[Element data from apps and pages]

■ ■ ■ ■ ■

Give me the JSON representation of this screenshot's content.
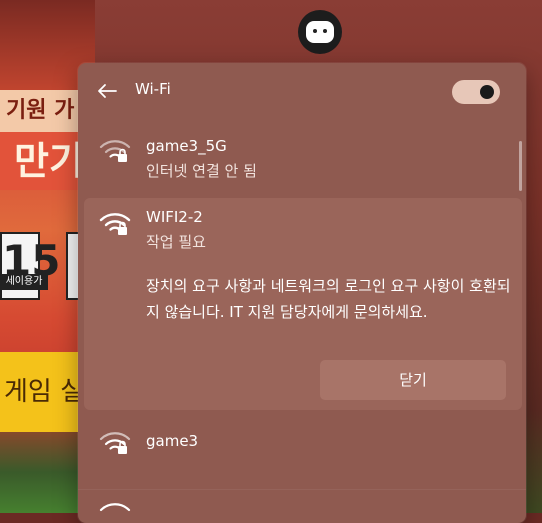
{
  "background": {
    "banner_text_1": "기원 가",
    "banner_text_2": "만기",
    "badge_number": "15",
    "badge_label": "세이용가",
    "cta_text": "게임 실"
  },
  "panel": {
    "title": "Wi-Fi",
    "wifi_enabled": true
  },
  "networks": [
    {
      "name": "game3_5G",
      "status": "인터넷 연결 안 됨",
      "secured": true
    },
    {
      "name": "WIFI2-2",
      "status": "작업 필요",
      "secured": true,
      "message": "장치의 요구 사항과 네트워크의 로그인 요구 사항이 호환되지 않습니다. IT 지원 담당자에게 문의하세요.",
      "close_label": "닫기"
    },
    {
      "name": "game3",
      "secured": true
    },
    {
      "name": "",
      "secured": false
    }
  ],
  "colors": {
    "panel_bg": "#8f5a50",
    "selected_bg": "#9a655a",
    "toggle_on": "#e7c7b8"
  }
}
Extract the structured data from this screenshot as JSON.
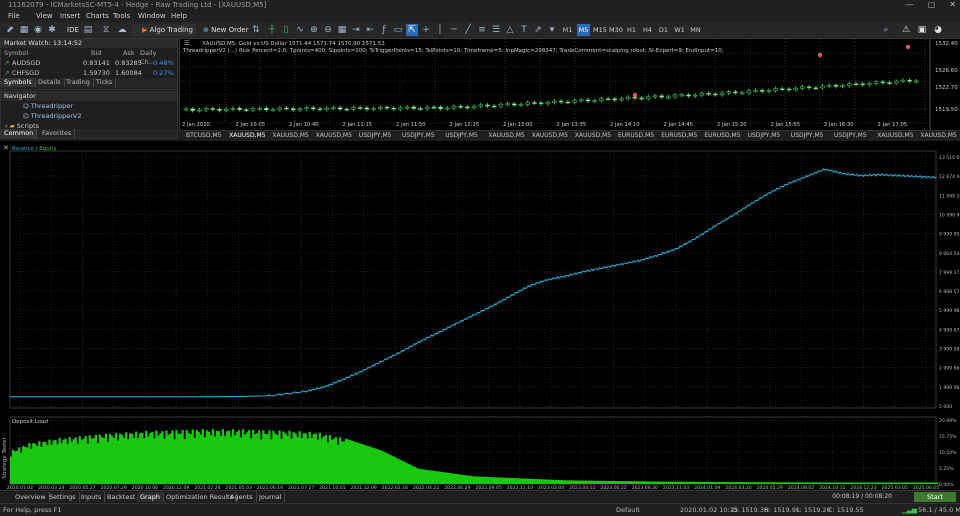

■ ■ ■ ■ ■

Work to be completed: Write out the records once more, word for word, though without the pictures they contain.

Solution to this task:
Give me the JSON representation of this screenshot's content.
{
  "background": {
    "banner_text_1": "기원 가",
    "banner_text_2": "만기",
    "badge_number": "15",
    "badge_label": "세이용가",
    "cta_text": "게임 실"
  },
  "panel": {
    "title": "Wi-Fi",
    "wifi_enabled": true
  },
  "networks": [
    {
      "name": "game3_5G",
      "status": "인터넷 연결 안 됨",
      "secured": true
    },
    {
      "name": "WIFI2-2",
      "status": "작업 필요",
      "secured": true,
      "message": "장치의 요구 사항과 네트워크의 로그인 요구 사항이 호환되지 않습니다. IT 지원 담당자에게 문의하세요.",
      "close_label": "닫기"
    },
    {
      "name": "game3",
      "secured": true
    },
    {
      "name": "",
      "secured": false
    }
  ],
  "colors": {
    "panel_bg": "#8f5a50",
    "selected_bg": "#9a655a",
    "toggle_on": "#e7c7b8"
  }
}
Extract the structured data from this screenshot as JSON.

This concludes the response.